I've been a community college student since the fall of 2005, when I started taking classes part-time as a not-quite-seventeen-year-old high school student. As soon as I was eighteen, I started full-time. I've got an excellent record, though my performance has been impacted by my depression ever since Prop. 8 got through, and this summer was the first since I started that I haven't opted for class rather than relaxation. So it breaks my heart to see the troubles my school's facing.
I initially registered for three classes -- 13 units, slightly over a full-time load -- this semester. All three were full, and the waitlists for them were full too, something I had never seen happen before. I managed to add a class and drop one of the ones I had initially been in, and I think that I was able to do that mostly because it was a night class outside of general education requirements; the worst-hit classes seemed to be math and English. (There's a sign outside the English department's main building notifying students that all English classes are full with full waitlists and advising them to register as early as possible next semester if they need to take one.) I know quite a few other students weren't as fortunate as I; during the second week of classes, I saw a number of them sheepishly go up to my German teacher and ask if they could add the class, apparently desperate. The teachers are having to be tough and drop people they would normally try to keep, and are using various strategies to do so. Whole departments have been cut down to the bare minimum; at least one disappeared outright last semester when the budget problems started to hit. My department, computer science, got it pretty bad; the head of department says she's advising prospective CS majors that to get the core classes they need for transfer will take at least four years, when it's officially supposed to take two. This is all in spite of the fact that they raised the cost per unit this semester, which should have reduced enrolment considerably.
The problem's not just in terms of how many classes are offered, of course. Other services are also reduced. My sister has dyslexia and requires accommodations to do well: this semester, she's getting them, but only because her teacher is very understanding; the people who are supposed to process her paperwork so that she can get the necessary support and equipment to do well have been unavailable and not returning calls since the semester started, and she still hasn't been able to get a notetaker as a consequence (there's official paper provided by these people that she can't get, and which is prohibitively expensive to buy.)
Nor are the problems limited to the lower-class schools. One of my classmates is still with us, he told me, because the local UC told him they couldn't accept him because they had as many students as they could afford. I don't know so much about UC's situation, because I don't go there, but I do know that typically junior transfers are fairly popular with them and less likely to be turned away than, say, freshmen. I also believe that the classmate in question has fairly good grades, so he probably was actually turned away for the reason stated and not because he's unqualified.

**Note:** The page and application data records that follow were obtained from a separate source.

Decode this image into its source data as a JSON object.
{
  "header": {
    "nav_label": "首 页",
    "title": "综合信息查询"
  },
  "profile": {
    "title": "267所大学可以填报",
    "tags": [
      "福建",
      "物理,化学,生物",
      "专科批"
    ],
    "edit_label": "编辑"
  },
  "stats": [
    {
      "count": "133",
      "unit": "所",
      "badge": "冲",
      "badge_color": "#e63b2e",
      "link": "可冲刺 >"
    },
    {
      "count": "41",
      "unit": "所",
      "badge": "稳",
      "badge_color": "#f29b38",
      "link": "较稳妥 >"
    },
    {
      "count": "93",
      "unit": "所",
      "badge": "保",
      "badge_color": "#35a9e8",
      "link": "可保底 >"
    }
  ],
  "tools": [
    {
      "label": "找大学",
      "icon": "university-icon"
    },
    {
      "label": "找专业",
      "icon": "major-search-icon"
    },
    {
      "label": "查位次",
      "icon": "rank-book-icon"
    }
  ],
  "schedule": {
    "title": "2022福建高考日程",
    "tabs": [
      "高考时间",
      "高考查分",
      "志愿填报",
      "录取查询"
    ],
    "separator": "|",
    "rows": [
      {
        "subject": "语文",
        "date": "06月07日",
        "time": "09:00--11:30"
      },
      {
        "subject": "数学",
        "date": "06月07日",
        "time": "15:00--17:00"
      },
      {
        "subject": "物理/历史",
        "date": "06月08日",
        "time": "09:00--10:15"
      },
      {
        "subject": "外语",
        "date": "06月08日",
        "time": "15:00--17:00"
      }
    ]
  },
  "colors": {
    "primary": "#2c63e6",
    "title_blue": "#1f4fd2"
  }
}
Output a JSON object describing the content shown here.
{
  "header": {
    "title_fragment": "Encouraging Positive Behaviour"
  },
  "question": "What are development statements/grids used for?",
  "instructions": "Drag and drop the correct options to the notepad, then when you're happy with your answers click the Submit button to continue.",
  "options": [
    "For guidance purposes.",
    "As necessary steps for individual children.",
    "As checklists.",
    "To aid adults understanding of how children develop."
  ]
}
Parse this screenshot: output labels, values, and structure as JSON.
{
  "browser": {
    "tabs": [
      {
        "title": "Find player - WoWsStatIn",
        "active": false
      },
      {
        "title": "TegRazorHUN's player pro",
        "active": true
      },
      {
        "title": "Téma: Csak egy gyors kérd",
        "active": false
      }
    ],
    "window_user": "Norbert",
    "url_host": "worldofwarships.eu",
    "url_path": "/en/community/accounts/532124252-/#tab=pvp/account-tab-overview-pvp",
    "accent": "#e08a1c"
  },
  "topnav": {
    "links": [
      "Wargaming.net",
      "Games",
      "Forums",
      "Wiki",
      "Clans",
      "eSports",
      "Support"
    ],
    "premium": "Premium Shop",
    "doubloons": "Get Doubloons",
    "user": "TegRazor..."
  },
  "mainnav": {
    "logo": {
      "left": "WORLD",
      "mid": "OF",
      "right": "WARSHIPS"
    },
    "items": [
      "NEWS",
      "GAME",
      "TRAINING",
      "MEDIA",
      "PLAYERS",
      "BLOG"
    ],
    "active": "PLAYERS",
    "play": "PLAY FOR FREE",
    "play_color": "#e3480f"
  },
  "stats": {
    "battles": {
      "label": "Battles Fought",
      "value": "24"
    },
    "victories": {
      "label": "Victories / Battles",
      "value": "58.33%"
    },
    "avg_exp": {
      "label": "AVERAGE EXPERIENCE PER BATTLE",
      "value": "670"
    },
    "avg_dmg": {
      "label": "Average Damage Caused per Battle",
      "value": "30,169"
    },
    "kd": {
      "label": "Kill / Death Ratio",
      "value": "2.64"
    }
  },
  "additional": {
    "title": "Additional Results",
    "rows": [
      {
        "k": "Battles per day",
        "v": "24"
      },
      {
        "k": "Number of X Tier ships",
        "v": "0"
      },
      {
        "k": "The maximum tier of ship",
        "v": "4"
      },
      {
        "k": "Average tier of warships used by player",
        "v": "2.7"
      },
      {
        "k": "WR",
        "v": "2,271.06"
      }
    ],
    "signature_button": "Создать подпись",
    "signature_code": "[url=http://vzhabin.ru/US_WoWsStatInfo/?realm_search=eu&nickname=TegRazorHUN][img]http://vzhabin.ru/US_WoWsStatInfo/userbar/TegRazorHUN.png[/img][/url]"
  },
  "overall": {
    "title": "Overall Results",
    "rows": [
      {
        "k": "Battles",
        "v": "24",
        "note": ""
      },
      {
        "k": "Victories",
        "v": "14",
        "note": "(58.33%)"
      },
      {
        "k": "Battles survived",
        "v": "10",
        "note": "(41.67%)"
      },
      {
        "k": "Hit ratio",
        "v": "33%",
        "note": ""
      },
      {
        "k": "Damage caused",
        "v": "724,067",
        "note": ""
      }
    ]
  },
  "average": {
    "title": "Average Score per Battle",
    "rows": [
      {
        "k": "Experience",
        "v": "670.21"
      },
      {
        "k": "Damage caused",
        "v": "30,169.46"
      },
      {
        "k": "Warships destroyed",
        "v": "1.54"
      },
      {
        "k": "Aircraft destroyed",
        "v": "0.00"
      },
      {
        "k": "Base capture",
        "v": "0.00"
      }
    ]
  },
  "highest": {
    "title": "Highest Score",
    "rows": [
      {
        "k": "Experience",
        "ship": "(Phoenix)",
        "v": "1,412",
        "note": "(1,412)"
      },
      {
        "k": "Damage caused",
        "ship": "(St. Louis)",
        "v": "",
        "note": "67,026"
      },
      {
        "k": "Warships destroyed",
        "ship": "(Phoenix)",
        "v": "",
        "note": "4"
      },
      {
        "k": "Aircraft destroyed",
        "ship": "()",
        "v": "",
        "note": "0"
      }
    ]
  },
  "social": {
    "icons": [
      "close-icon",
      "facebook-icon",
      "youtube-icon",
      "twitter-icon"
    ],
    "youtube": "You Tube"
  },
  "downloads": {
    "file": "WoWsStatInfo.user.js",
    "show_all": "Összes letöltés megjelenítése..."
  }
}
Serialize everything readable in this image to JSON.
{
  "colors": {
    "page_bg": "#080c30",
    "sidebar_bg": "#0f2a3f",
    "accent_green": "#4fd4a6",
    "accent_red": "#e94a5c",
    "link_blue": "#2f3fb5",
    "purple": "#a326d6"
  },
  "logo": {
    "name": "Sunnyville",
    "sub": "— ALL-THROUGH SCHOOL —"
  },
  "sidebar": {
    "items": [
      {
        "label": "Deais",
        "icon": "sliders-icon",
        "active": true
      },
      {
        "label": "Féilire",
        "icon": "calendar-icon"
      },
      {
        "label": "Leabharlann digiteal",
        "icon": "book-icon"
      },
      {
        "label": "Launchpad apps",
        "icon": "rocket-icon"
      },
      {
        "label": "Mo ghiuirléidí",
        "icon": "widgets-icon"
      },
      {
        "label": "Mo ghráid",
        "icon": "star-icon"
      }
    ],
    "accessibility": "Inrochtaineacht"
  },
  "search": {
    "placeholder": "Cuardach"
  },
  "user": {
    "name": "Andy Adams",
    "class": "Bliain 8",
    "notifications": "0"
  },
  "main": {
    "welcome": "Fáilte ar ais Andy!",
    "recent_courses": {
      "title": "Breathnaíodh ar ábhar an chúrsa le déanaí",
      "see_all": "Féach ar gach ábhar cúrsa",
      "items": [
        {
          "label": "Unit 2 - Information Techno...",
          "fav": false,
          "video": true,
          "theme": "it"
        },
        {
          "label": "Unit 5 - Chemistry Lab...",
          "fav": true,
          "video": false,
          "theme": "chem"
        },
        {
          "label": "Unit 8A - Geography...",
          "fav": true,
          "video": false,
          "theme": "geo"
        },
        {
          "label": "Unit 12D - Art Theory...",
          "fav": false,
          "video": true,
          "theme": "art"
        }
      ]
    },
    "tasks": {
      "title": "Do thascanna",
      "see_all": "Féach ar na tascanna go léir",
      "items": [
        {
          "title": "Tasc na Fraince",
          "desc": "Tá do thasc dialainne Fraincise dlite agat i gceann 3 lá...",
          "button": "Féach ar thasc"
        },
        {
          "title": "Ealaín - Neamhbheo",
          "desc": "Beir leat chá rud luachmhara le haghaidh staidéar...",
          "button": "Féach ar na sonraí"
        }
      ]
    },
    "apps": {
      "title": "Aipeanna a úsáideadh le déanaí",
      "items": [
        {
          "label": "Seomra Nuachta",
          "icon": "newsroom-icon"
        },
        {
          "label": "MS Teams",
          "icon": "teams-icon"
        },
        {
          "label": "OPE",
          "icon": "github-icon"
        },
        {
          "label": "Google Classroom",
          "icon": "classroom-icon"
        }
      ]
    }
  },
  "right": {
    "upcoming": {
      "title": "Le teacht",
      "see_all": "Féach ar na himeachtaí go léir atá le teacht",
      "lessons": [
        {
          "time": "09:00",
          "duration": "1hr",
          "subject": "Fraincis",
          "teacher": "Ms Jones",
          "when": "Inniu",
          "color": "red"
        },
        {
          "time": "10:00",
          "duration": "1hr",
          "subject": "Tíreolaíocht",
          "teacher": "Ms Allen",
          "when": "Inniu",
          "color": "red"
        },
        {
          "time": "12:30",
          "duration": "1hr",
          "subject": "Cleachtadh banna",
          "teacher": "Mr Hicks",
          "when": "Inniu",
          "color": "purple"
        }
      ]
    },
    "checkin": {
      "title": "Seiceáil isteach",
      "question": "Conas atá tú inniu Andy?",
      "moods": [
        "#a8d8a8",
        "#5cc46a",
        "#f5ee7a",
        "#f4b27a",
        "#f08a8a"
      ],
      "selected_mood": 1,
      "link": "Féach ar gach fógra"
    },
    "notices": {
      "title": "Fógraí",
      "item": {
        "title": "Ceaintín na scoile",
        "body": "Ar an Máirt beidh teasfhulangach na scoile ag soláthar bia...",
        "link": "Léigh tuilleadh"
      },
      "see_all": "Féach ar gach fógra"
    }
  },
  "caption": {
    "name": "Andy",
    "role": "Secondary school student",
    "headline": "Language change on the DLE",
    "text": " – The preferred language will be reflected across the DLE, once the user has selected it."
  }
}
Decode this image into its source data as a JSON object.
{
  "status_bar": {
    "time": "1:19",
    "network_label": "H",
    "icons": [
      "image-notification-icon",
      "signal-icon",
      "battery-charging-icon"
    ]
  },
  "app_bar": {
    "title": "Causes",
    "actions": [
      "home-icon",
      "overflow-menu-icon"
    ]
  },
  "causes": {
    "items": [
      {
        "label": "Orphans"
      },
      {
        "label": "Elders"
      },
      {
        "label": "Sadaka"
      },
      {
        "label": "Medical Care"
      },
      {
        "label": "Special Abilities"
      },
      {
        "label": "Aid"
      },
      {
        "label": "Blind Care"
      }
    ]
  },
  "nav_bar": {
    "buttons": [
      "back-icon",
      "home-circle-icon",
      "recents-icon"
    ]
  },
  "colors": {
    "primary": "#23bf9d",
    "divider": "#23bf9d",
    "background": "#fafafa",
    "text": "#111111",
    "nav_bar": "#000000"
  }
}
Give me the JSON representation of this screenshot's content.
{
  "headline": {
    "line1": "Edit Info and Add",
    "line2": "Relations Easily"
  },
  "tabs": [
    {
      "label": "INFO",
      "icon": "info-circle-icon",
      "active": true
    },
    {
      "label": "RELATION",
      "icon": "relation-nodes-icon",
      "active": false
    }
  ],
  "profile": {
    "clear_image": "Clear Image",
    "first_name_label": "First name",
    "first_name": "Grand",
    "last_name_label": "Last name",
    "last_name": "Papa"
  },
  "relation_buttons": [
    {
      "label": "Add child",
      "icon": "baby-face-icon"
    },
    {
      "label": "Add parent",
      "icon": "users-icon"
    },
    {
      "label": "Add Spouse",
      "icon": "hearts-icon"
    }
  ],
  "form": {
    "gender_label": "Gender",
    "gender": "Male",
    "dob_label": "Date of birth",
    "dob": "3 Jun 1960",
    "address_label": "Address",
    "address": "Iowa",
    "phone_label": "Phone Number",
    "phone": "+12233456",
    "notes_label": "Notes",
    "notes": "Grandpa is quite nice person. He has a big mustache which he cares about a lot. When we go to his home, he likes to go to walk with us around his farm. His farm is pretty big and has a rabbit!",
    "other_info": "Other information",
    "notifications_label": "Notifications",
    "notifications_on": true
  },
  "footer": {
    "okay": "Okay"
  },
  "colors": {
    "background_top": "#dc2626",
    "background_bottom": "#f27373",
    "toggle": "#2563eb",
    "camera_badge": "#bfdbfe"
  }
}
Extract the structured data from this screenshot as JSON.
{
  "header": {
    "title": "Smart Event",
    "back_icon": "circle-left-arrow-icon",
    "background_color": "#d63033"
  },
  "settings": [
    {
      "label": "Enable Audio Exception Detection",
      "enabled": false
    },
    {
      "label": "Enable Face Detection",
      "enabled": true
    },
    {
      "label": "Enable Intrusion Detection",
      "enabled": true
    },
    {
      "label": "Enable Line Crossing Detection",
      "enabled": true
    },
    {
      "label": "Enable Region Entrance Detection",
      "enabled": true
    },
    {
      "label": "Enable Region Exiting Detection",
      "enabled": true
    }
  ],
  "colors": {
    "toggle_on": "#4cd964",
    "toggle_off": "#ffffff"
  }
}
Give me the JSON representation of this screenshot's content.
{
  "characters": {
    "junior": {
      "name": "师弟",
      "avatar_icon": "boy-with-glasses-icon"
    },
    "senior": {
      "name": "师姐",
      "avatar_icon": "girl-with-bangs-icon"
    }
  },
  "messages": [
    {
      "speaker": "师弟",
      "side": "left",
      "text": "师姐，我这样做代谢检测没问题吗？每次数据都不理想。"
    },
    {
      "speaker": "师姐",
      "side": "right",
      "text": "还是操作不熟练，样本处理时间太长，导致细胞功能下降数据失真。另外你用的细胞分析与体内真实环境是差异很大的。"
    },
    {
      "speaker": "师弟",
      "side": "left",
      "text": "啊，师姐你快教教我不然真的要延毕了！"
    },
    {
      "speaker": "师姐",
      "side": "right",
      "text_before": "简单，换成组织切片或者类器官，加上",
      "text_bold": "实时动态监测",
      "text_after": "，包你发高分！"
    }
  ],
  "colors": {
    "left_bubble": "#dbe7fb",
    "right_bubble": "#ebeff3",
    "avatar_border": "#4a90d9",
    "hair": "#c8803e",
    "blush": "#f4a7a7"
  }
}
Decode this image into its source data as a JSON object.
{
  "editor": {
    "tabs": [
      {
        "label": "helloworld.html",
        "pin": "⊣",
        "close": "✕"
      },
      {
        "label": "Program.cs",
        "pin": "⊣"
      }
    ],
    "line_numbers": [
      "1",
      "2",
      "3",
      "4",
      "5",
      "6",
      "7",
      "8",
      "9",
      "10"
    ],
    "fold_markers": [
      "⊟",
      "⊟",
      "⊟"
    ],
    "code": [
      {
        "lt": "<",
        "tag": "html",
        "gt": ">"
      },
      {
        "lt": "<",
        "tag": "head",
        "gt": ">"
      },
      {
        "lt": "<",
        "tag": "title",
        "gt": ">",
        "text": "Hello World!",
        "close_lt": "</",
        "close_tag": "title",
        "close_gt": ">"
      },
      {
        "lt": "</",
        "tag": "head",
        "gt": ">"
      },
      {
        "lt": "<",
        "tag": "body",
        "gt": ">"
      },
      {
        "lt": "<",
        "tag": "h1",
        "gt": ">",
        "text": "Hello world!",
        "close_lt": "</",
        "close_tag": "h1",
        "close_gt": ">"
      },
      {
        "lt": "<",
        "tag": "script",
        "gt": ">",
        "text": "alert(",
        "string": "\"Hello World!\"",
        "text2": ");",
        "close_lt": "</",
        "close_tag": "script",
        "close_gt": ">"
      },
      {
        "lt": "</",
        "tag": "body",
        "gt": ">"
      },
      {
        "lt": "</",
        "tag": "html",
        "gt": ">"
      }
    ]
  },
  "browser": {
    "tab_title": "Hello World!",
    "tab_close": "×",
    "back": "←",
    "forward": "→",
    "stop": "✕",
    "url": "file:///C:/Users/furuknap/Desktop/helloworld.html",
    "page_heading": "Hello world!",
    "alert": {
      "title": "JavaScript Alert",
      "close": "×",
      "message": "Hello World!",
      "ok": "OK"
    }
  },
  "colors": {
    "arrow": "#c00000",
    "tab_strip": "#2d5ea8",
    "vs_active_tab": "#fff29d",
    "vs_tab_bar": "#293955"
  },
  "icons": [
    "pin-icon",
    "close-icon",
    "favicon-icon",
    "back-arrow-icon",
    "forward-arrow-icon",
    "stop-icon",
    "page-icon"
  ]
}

So far, I haven't seen an impact on the bus system, which I use despite its limitations (it takes me 1.5 to two hours to get to school) and depend on, but I fear that's coming too, because I know they lost money as well.
The thing that drives me crazy about all of this is that in the long run, it's making the problems worse. The more cuts education takes, the fewer people can get a good education, and the more people will drop out at all levels. More uneducated people means that the work that requires a degree of some kind goes out of the state, which means that the people here make less money, which means that they pay less in taxes and can afford to spend less in their communities. Less tax revenue means more cuts are needed later down the line, which means more cuts to education, et cetera, ad infinitum. It's completely idiotic to operate this way. The trouble as I see it is that we're not a system that operates based on the long term. Companies look for short-term profits, and avoid investing in the long term because it will mean short-term losses; politicians look for reelection, and avoid the dirty question of raising taxes in favor of borrowing and cutting necessary programs. The trouble is, we kind of need tax dollars to pay for the programs that allow people to become wealthier. Argh.
I used to like my state, overall. In the past year, however, I've become increasingly interested in leaving it. This is saddening.
(Incidentally, signature-collection is under way to get a measure on the ballot to help combat the budget crisis -- by legalizing marijuana, taxing its sale, and releasing the people incarcerated for using or selling it. I approve of the general idea, because I see no logical reason to treat marijuana as worse than alcohol or tobacco, but at the same time if the people of California decide to allow me to smoke weed after what they denied me last election, I'm going to have a good bit of fun with the ridiculousness of it. Hallucinogen use: possibly okay. Affirming one's commitment to a long-term relationship: not okay!)